Pony Express

On April 3rd, 1860, the Pony Express started. The first rider named Henry Wallace left St. Joseph, Missouri. On April 13th the last rider reached Sacramento, California. To become a rider you had to be a brave young man, and an orphan, because it was a dangerous job. They had to be very good riders, and able to shoot good. And they must not fear Indian attacks. Every rider had to ride sixty miles at very high speed. He had to travel the 60 miles with six different ponies and in six hours. Every day except on Sundays a rider left Missouri at 12 o’clock. The rider in Sacramento arrived at 8 o’clock in the morning. The pony express lasted only for one and a half year. The completion of the transcontinental telegraph line between Missouri and California was the reason the pony express ended. “Tele” means distant and “graphein” means to write, in greek. They could send messages and news over long distance. The first inventor of the telegraph was Samuel Finley Breese Morse. Groups working to finish the transcontinental telegraph meet at Fort Bridger in Utah territory. The first transcontinental telegraph was sent from San Fransico to Washington. The message was from the states Chief Justice to President Lincoln. http://www.eduplace.com/rdg/gen_act/travel/pony1.html The telegraph line only went as far west as St. Joseph, Missouri in 1860. It was 2,000 miles from St. Joseph to the west coast as Sacramento, California. It took over months for messages to be carried by ships, wagon trains, or stage coaches to reach California. They needed a faster way for mail and messages to get to the west coast. A system of horse riders, called the Pony Express was started. The riders would bring the mail quicker.

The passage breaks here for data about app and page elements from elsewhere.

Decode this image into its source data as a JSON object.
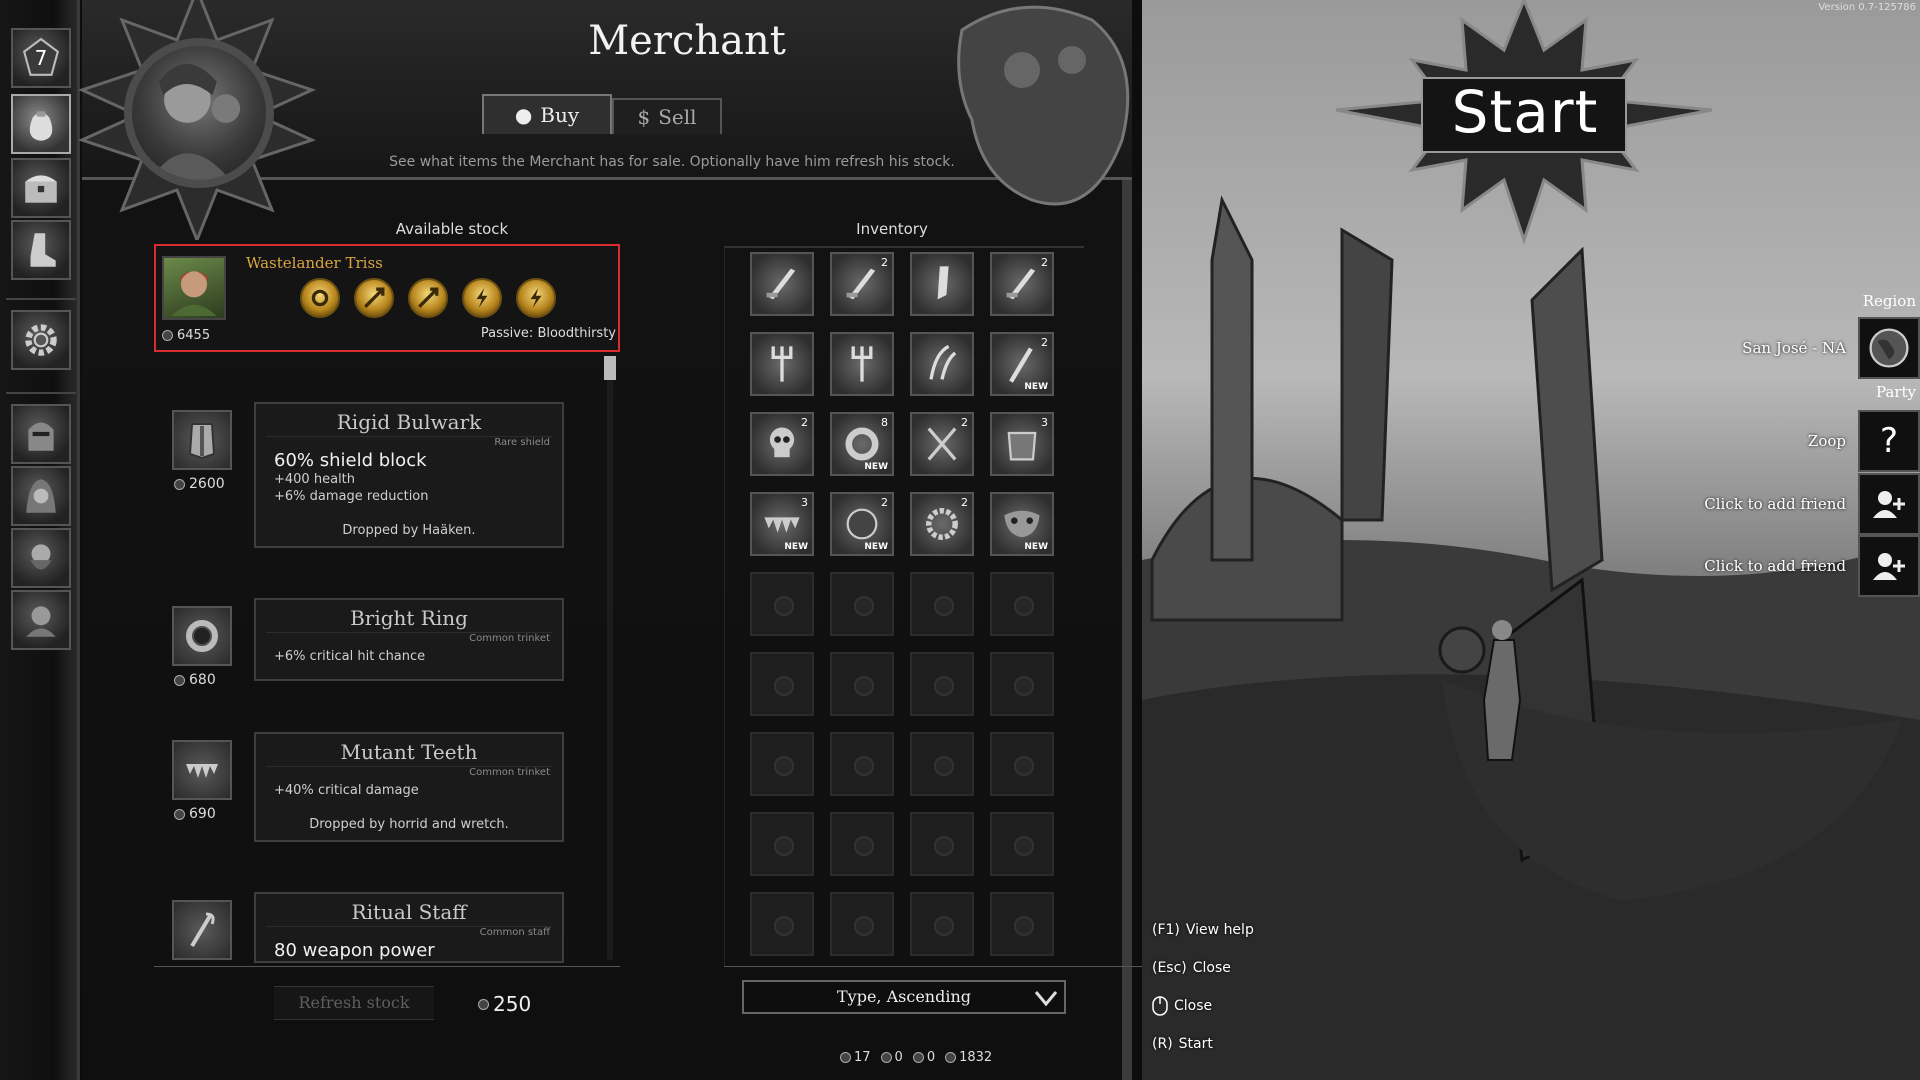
{
  "sidebar": {
    "level": "7",
    "buttons": [
      {
        "name": "level-icon"
      },
      {
        "name": "merchant-bag-icon"
      },
      {
        "name": "chest-icon"
      },
      {
        "name": "boot-icon"
      },
      {
        "name": "gear-icon"
      },
      {
        "name": "hero-portrait-1"
      },
      {
        "name": "hero-portrait-2"
      },
      {
        "name": "hero-portrait-3"
      },
      {
        "name": "hero-portrait-4"
      }
    ]
  },
  "merchant": {
    "title": "Merchant",
    "tabs": [
      {
        "label": "Buy",
        "active": true
      },
      {
        "label": "Sell",
        "active": false
      }
    ],
    "subtitle": "See what items the Merchant has for sale. Optionally have him refresh his stock."
  },
  "stock": {
    "title": "Available stock",
    "hero": {
      "name": "Wastelander Triss",
      "gold": "6455",
      "passive_label": "Passive:",
      "passive": "Bloodthirsty",
      "skills": [
        "spin-skill-icon",
        "arrow-skill-icon",
        "arrow-skill-icon",
        "lightning-skill-icon",
        "lightning-skill-icon"
      ]
    },
    "items": [
      {
        "name": "Rigid Bulwark",
        "rarity": "Rare shield",
        "price": "2600",
        "main_value": "60%",
        "main_text": "shield block",
        "stats": [
          {
            "value": "+400",
            "text": "health"
          },
          {
            "value": "+6%",
            "text": "damage reduction"
          }
        ],
        "drop": "Dropped by Haäken.",
        "icon": "shield-icon"
      },
      {
        "name": "Bright Ring",
        "rarity": "Common trinket",
        "price": "680",
        "main_value": "",
        "main_text": "",
        "stats": [
          {
            "value": "+6%",
            "text": "critical hit chance"
          }
        ],
        "drop": "",
        "icon": "ring-icon"
      },
      {
        "name": "Mutant Teeth",
        "rarity": "Common trinket",
        "price": "690",
        "main_value": "",
        "main_text": "",
        "stats": [
          {
            "value": "+40%",
            "text": "critical damage"
          }
        ],
        "drop": "Dropped by horrid and wretch.",
        "icon": "teeth-icon"
      },
      {
        "name": "Ritual Staff",
        "rarity": "Common staff",
        "price": "",
        "main_value": "80",
        "main_text": "weapon power",
        "stats": [],
        "drop": "",
        "icon": "staff-icon"
      }
    ],
    "refresh_label": "Refresh stock",
    "refresh_cost": "250"
  },
  "inventory": {
    "title": "Inventory",
    "slots": [
      {
        "icon": "sword-icon",
        "count": "",
        "new": false
      },
      {
        "icon": "sword-icon",
        "count": "2",
        "new": false
      },
      {
        "icon": "blade-icon",
        "count": "",
        "new": false
      },
      {
        "icon": "sword-icon",
        "count": "2",
        "new": false
      },
      {
        "icon": "trident-icon",
        "count": "",
        "new": false
      },
      {
        "icon": "trident-icon",
        "count": "",
        "new": false
      },
      {
        "icon": "claw-icon",
        "count": "",
        "new": false
      },
      {
        "icon": "staff-icon",
        "count": "2",
        "new": true
      },
      {
        "icon": "skull-icon",
        "count": "2",
        "new": false
      },
      {
        "icon": "ring-icon",
        "count": "8",
        "new": true
      },
      {
        "icon": "amulet-icon",
        "count": "2",
        "new": false
      },
      {
        "icon": "armor-icon",
        "count": "3",
        "new": false
      },
      {
        "icon": "teeth-icon",
        "count": "3",
        "new": true
      },
      {
        "icon": "orb-icon",
        "count": "2",
        "new": true
      },
      {
        "icon": "gear-ring-icon",
        "count": "2",
        "new": false
      },
      {
        "icon": "mask-icon",
        "count": "",
        "new": true
      }
    ],
    "empty_slots": 20,
    "new_label": "NEW",
    "sort": "Type, Ascending"
  },
  "currency": [
    "17",
    "0",
    "0",
    "1832"
  ],
  "scene": {
    "version": "Version 0.7-125786",
    "start_label": "Start",
    "region_label": "Region",
    "region": "San José - NA",
    "party_label": "Party",
    "party": [
      {
        "name": "Zoop",
        "icon": "question-icon",
        "glyph": "?"
      },
      {
        "name": "Click to add friend",
        "icon": "add-friend-icon",
        "glyph": ""
      },
      {
        "name": "Click to add friend",
        "icon": "add-friend-icon",
        "glyph": ""
      }
    ],
    "hotkeys": [
      {
        "key": "(F1)",
        "label": "View help"
      },
      {
        "key": "(Esc)",
        "label": "Close"
      },
      {
        "key": "",
        "label": "Close",
        "mouse": true
      },
      {
        "key": "(R)",
        "label": "Start"
      }
    ]
  }
}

The first rider of the Pony Express left St. Joseph, Missouri, on April 3, 1860. The stations where the riders could stop were 10 to 15 miles apart from each other. At some stations, a rider could get a new horse. Each rider had to ride about 75 miles before the mail was passed on to another rider. The schedule allowed eight days for mail to be carried from Missouri to California. The Pony Express was much faster than carrying mail and messages by ships, wagon trains, or stage coach. The man who managed the Pony Express system was Alexander Majors, from Kentucky. At one time it cost $5 to send a letter weighing half an ounce to California. Later on it cost $1 per half ounce. The fastest Pony Express run was in 1861 when President Lincoln was inaugurated. His speech for the inaugural was carried to California in seven days and seventeen hours. One of the most famous riders was Buffalo Bill Cody. In October of 1861 the first telegraph line was completed. It connected through California. With the telegraph line, messages could be sent in minutes not days. In two days, the Pony Express began to lose business, and it ended. The Pony Express riders had given the United States a vital service for eighteen months. What Affects Did The Transcontinental Telegraph Have On The Pony Express? By: Laura Simonetti 1003 “Pony Express”, Comptons Interactive Encyclopedia. Softkey Multimedia Inc. 1996 The Southern Overland mail where Wells Fargo came to own a controlling interest was founded on Sept. 15, 1858 by John Butterfield. Butterfield was an American Express Company director. The Overland Mail stagecoaches went from St. Louis to San Fransico in 24 days through desert, mountains and bands of hostile Indians. There were little Pony Expresses before 1860. The Pony Express that rode its way into American legend was started by Russell, Majors, and Waddell on April 3, 1860. Russell, Majors, and Waddell had its Pony Express riders travel over a central route 2,000 miles between St. Joseph, Missouri and Sacramento, California in ten days. If it did do it in ten days, it would beat the time taken by Butterfields Southern Overland to cross the continent. The Pony Express was successful at a time, but it was a financial failure. It lost its owners more than $200,000 in eighteen months of its existence. It played a big role in establishing rapid communications between the north and the west coast during the Civil War. The Pony Express